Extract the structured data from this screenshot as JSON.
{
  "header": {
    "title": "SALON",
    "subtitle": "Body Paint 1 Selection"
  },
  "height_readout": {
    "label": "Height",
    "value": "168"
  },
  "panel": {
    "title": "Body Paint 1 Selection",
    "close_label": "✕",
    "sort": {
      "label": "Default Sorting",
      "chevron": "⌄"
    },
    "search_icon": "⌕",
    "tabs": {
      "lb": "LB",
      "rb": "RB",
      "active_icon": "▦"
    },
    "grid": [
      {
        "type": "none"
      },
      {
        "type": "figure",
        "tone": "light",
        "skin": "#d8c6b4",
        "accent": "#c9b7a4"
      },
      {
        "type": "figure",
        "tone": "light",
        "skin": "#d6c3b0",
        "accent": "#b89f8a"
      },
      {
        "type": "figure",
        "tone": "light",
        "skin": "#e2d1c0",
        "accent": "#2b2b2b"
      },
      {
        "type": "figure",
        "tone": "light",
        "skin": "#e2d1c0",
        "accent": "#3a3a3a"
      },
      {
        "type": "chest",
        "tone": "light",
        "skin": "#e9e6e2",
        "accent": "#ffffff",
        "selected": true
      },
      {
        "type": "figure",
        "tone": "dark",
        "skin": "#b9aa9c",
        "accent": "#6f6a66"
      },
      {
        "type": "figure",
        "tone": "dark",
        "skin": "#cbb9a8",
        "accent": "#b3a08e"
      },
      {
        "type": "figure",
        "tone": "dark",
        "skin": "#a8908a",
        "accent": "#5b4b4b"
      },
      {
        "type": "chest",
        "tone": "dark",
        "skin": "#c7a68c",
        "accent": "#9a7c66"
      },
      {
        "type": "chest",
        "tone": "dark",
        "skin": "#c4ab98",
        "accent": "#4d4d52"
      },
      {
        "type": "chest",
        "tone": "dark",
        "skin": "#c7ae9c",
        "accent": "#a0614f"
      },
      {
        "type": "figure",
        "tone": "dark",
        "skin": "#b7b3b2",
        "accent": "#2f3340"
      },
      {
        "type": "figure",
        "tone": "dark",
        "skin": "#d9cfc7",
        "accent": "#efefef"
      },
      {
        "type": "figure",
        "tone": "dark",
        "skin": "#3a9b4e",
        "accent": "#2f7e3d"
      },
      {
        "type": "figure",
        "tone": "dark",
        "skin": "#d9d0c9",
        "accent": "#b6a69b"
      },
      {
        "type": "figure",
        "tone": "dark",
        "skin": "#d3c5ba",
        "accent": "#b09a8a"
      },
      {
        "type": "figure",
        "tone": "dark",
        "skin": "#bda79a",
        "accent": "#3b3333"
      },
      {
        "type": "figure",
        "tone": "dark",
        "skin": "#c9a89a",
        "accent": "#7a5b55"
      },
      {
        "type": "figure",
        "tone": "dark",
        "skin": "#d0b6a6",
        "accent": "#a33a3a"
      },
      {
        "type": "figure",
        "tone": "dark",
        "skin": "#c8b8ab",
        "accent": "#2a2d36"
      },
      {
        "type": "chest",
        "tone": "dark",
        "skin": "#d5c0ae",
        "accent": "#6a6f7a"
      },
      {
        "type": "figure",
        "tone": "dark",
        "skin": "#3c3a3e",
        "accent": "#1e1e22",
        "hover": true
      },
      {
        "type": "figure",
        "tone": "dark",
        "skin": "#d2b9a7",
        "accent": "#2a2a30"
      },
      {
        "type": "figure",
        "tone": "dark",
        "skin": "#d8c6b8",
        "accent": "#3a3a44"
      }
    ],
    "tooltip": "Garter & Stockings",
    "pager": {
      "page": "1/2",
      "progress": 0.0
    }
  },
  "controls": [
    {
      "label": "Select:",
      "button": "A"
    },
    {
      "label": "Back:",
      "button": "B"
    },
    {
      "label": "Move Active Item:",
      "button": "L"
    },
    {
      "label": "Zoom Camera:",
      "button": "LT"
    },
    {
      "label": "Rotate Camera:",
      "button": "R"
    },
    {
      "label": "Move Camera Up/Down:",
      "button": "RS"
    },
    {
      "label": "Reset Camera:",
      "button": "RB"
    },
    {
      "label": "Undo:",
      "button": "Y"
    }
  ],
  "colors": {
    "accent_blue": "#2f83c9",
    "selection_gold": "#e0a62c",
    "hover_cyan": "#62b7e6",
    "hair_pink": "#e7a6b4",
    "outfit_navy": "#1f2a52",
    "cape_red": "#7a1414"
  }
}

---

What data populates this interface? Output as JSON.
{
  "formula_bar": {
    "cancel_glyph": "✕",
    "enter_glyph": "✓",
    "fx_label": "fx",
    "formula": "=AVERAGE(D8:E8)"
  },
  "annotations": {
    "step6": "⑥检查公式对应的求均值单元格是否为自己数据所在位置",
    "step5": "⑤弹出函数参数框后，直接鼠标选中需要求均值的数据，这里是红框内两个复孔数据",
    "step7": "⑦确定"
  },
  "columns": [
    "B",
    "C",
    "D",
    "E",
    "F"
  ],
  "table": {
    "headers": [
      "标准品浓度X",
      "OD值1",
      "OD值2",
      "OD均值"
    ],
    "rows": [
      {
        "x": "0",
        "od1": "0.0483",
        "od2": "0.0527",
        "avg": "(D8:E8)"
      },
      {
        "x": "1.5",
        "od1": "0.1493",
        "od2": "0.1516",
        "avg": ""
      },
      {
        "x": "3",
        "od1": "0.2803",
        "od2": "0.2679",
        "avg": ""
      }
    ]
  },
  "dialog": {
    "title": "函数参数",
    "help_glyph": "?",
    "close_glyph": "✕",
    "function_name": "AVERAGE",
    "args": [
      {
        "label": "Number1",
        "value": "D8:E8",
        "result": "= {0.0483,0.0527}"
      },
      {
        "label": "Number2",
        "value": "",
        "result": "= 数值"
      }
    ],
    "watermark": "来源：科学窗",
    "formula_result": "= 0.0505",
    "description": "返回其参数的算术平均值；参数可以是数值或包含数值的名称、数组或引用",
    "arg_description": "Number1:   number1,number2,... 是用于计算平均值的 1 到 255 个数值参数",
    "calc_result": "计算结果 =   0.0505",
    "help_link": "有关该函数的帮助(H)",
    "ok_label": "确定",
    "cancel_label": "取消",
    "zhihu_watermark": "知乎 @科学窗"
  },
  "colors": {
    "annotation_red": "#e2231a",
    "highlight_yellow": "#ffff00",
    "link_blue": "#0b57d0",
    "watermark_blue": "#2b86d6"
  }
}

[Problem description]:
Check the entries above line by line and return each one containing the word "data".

[Answer]:
Extract the structured data from this screenshot as JSON.
What data populates this interface? Output as JSON.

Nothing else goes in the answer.